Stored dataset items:

────────

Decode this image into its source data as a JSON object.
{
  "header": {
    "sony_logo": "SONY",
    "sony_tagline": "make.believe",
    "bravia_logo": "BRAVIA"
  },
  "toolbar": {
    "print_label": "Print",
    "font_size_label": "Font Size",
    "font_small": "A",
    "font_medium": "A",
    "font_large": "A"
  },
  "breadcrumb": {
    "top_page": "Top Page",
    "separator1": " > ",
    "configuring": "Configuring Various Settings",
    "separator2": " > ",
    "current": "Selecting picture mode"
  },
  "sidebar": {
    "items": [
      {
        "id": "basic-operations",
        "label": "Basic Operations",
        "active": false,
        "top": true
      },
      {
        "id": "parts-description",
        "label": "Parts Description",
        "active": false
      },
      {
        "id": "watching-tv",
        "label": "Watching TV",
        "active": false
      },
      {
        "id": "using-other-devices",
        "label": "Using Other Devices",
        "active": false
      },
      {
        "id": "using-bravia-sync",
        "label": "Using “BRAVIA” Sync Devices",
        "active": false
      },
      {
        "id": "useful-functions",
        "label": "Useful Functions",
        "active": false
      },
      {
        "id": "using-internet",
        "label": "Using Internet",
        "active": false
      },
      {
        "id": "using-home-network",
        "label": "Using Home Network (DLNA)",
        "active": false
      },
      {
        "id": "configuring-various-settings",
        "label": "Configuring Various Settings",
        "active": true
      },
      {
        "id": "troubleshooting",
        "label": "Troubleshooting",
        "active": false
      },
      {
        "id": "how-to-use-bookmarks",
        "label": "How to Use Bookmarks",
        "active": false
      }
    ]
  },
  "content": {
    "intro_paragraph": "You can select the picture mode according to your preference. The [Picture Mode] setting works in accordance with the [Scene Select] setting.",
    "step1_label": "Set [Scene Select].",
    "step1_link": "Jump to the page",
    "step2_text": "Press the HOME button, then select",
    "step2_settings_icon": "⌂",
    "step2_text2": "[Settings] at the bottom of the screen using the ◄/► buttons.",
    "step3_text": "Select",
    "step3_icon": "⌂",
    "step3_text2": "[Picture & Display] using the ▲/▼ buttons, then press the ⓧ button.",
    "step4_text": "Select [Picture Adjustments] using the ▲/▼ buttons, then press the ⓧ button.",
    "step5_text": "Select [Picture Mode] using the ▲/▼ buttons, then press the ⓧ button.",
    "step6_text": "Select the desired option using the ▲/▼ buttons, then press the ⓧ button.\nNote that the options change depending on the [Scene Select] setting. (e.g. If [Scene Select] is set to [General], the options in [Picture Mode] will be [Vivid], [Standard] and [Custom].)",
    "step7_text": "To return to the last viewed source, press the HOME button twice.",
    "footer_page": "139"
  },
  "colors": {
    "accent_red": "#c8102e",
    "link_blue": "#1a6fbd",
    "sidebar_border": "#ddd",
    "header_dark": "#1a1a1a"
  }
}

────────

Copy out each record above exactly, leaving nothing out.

Decode this image into its source data as a JSON object.
{
  "header": {
    "sony_logo": "SONY",
    "sony_tagline": "make.believe",
    "bravia_logo": "BRAVIA"
  },
  "toolbar": {
    "print_label": "Print",
    "font_size_label": "Font Size",
    "font_small": "A",
    "font_medium": "A",
    "font_large": "A"
  },
  "breadcrumb": {
    "top_page": "Top Page",
    "separator1": " > ",
    "configuring": "Configuring Various Settings",
    "separator2": " > ",
    "current": "Selecting picture mode"
  },
  "sidebar": {
    "items": [
      {
        "id": "basic-operations",
        "label": "Basic Operations",
        "active": false,
        "top": true
      },
      {
        "id": "parts-description",
        "label": "Parts Description",
        "active": false
      },
      {
        "id": "watching-tv",
        "label": "Watching TV",
        "active": false
      },
      {
        "id": "using-other-devices",
        "label": "Using Other Devices",
        "active": false
      },
      {
        "id": "using-bravia-sync",
        "label": "Using “BRAVIA” Sync Devices",
        "active": false
      },
      {
        "id": "useful-functions",
        "label": "Useful Functions",
        "active": false
      },
      {
        "id": "using-internet",
        "label": "Using Internet",
        "active": false
      },
      {
        "id": "using-home-network",
        "label": "Using Home Network (DLNA)",
        "active": false
      },
      {
        "id": "configuring-various-settings",
        "label": "Configuring Various Settings",
        "active": true
      },
      {
        "id": "troubleshooting",
        "label": "Troubleshooting",
        "active": false
      },
      {
        "id": "how-to-use-bookmarks",
        "label": "How to Use Bookmarks",
        "active": false
      }
    ]
  },
  "content": {
    "intro_paragraph": "You can select the picture mode according to your preference. The [Picture Mode] setting works in accordance with the [Scene Select] setting.",
    "step1_label": "Set [Scene Select].",
    "step1_link": "Jump to the page",
    "step2_text": "Press the HOME button, then select",
    "step2_settings_icon": "⌂",
    "step2_text2": "[Settings] at the bottom of the screen using the ◄/► buttons.",
    "step3_text": "Select",
    "step3_icon": "⌂",
    "step3_text2": "[Picture & Display] using the ▲/▼ buttons, then press the ⓧ button.",
    "step4_text": "Select [Picture Adjustments] using the ▲/▼ buttons, then press the ⓧ button.",
    "step5_text": "Select [Picture Mode] using the ▲/▼ buttons, then press the ⓧ button.",
    "step6_text": "Select the desired option using the ▲/▼ buttons, then press the ⓧ button.\nNote that the options change depending on the [Scene Select] setting. (e.g. If [Scene Select] is set to [General], the options in [Picture Mode] will be [Vivid], [Standard] and [Custom].)",
    "step7_text": "To return to the last viewed source, press the HOME button twice.",
    "footer_page": "139"
  },
  "colors": {
    "accent_red": "#c8102e",
    "link_blue": "#1a6fbd",
    "sidebar_border": "#ddd",
    "header_dark": "#1a1a1a"
  }
}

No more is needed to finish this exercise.